• 23. 10. 2019
Michał M. Stronkowski (Warsaw Uni. of Technology): Profiniteness and finitely generated varieties
Abstract: Profinite algebras are exactly those that are isomorphic to inverse limits of finite algebras. Such algebras are naturally equipped with Boolean topologies. A variety V of algebras is standard if every Boolean topological algebra with the algebraic reduct in V is profinite. We show that there is no algorithm that takes as input a finite algebra A (of a finite type) and decides whether the variety generated by A is standard. We also show the undecidability of some related properties. In particular, we solve the problem posed by Clark, Davey, Freese, and Jackson about finitely determined syntactic congruences in finitely generated varieties. Our work is based on Moore's theorem about undecidability of having definable principal subcongruences for finitely generated varieties. Joint work with Anvar M. Nurakunov.

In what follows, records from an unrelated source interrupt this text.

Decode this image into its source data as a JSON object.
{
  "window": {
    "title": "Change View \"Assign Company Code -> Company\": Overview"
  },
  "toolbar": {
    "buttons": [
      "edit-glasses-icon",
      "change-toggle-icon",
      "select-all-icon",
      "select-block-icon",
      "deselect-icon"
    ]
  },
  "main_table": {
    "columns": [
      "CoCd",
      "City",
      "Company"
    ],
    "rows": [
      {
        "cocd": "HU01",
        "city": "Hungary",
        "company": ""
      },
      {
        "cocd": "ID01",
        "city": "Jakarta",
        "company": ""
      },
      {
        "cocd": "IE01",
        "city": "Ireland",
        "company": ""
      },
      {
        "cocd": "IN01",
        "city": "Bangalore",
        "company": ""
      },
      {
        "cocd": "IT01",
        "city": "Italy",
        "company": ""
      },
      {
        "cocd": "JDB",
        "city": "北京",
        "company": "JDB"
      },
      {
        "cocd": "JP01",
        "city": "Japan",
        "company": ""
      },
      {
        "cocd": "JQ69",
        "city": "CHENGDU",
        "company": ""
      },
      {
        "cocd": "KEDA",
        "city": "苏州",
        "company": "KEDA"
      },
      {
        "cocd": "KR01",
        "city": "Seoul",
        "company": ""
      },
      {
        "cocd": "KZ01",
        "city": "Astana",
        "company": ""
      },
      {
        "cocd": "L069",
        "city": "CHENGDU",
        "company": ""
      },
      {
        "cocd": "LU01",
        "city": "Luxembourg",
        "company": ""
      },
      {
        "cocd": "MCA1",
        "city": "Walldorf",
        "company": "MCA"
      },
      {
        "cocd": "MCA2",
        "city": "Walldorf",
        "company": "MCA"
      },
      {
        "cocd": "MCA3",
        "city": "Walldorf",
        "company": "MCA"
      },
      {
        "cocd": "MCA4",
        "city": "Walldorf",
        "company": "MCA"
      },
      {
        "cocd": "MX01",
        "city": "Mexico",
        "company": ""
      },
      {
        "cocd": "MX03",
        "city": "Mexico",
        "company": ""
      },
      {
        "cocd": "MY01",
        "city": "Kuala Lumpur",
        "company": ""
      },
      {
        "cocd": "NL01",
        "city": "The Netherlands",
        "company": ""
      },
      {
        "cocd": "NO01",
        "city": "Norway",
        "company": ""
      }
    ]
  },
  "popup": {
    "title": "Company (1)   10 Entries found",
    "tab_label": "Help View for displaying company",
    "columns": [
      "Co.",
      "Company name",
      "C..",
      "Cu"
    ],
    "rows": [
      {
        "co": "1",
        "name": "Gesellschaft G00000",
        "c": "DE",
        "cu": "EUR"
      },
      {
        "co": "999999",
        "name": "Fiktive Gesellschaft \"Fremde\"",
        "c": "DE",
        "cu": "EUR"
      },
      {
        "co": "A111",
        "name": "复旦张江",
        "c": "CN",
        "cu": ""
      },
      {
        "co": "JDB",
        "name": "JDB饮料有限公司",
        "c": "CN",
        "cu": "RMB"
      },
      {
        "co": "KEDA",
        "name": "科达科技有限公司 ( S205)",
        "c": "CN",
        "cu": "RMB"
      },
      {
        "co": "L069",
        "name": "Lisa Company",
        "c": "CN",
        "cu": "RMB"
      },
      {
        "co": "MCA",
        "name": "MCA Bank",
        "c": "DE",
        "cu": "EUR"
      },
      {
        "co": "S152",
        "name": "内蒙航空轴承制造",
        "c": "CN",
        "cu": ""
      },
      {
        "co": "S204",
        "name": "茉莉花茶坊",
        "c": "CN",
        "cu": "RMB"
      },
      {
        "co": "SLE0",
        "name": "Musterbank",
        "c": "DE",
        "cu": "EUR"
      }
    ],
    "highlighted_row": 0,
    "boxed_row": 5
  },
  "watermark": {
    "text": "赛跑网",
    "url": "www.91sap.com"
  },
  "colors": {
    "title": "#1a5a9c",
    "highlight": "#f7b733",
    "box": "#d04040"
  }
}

• 9. 10. 2019
Tadeusz Litak (Friedrich-Alexander Uni. Erlangen-Nürnberg): Loeb constructively meets μ
Abstract: A famous result of Solovay identifies the classical modal Loeb system (KL) as the provability logic of Peano Arithmetic. Under this perspective, Goedel’s Second Incompleteness Theorem and Loeb’s Theorem leave an algebraic trace in the form of explicit definability of fixpoints of modalized formulas in KL. Van Benthem has observed that this definability of fixpoints entails that adding standard fixpoint operators of positive formulas does not increase the expressive power of KL. Visser has analyzed this observation syntactically and extended it to a proof that KL is a retract of the modal μ-calculus in a suitably defined category of interpretations. A fully polished theory of such embeddings and translations involving the fixpoint operator and similar binders is yet to be developed (it would have to marry AAL with HOAS and/or HRS).
Furthermore, we face some interesting problems when studying intuitionistic analogs of such results. First, while the fixpoint theorem for modalized formulas works in intuitionistic KL (iKL), the propositional reasoning underlying derivations of van Benthem and Visser is essentially classical. Deep results about the intuitionistic propositional calculus (IPC) established by Pitts or Ruitenburg can be used to overcome this limitation.
Second, over IPC (and sometimes even classically) it is for several reasons natural to look at a more general syntactic setup replacing the box with Lewis arrow, which arithmetically is standardly interpreted in terms of preservativity (although it does admit many other interpretations). As it turns out, there are two major incompatible ways of computing explicit fixpoints for formulas whose principal connective is the strict implication, each requiring a different base logic. Our approach here can be described as the first study of reverse mathematics of explicit fixpoints. This is obviously a joint work with Albert Visser (Utrecht).

### Archive

The seminar archive can be found here.